• _How to complete this task_: Except for the pictures, reproduce the records word for word.

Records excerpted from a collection
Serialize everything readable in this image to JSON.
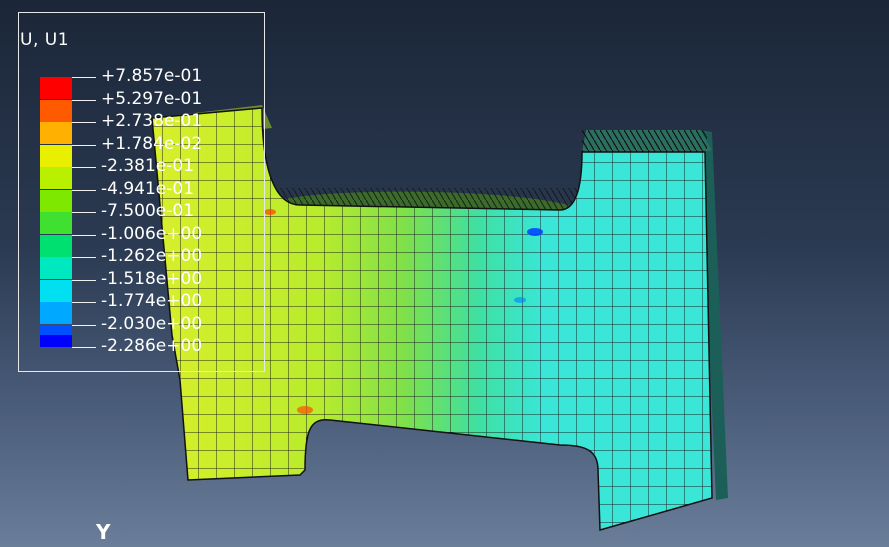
{
  "legend": {
    "title": "U, U1",
    "levels": [
      {
        "label": "+7.857e-01",
        "color": "#ff0000"
      },
      {
        "label": "+5.297e-01",
        "color": "#ff5a00"
      },
      {
        "label": "+2.738e-01",
        "color": "#ffb000"
      },
      {
        "label": "+1.784e-02",
        "color": "#e8f000"
      },
      {
        "label": "-2.381e-01",
        "color": "#b8f000"
      },
      {
        "label": "-4.941e-01",
        "color": "#7fe800"
      },
      {
        "label": "-7.500e-01",
        "color": "#3fe030"
      },
      {
        "label": "-1.006e+00",
        "color": "#00e070"
      },
      {
        "label": "-1.262e+00",
        "color": "#00e8c0"
      },
      {
        "label": "-1.518e+00",
        "color": "#00e0f0"
      },
      {
        "label": "-1.774e+00",
        "color": "#00a8ff"
      },
      {
        "label": "-2.030e+00",
        "color": "#0050ff"
      },
      {
        "label": "-2.286e+00",
        "color": "#0000ff"
      }
    ]
  },
  "triad": {
    "axis_y_label": "Y"
  },
  "model": {
    "colors": {
      "yellow": "#d9ef2a",
      "yellow_green": "#b2ea2a",
      "green": "#7fe04a",
      "aqua": "#3fe0b8",
      "cyan": "#39e6d8",
      "outline": "#1a1a1a"
    }
  }
}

• _Response to this task_:
Serialize everything readable in this image to JSON.
{
  "legend": {
    "title": "U, U1",
    "levels": [
      {
        "label": "+7.857e-01",
        "color": "#ff0000"
      },
      {
        "label": "+5.297e-01",
        "color": "#ff5a00"
      },
      {
        "label": "+2.738e-01",
        "color": "#ffb000"
      },
      {
        "label": "+1.784e-02",
        "color": "#e8f000"
      },
      {
        "label": "-2.381e-01",
        "color": "#b8f000"
      },
      {
        "label": "-4.941e-01",
        "color": "#7fe800"
      },
      {
        "label": "-7.500e-01",
        "color": "#3fe030"
      },
      {
        "label": "-1.006e+00",
        "color": "#00e070"
      },
      {
        "label": "-1.262e+00",
        "color": "#00e8c0"
      },
      {
        "label": "-1.518e+00",
        "color": "#00e0f0"
      },
      {
        "label": "-1.774e+00",
        "color": "#00a8ff"
      },
      {
        "label": "-2.030e+00",
        "color": "#0050ff"
      },
      {
        "label": "-2.286e+00",
        "color": "#0000ff"
      }
    ]
  },
  "triad": {
    "axis_y_label": "Y"
  },
  "model": {
    "colors": {
      "yellow": "#d9ef2a",
      "yellow_green": "#b2ea2a",
      "green": "#7fe04a",
      "aqua": "#3fe0b8",
      "cyan": "#39e6d8",
      "outline": "#1a1a1a"
    }
  }
}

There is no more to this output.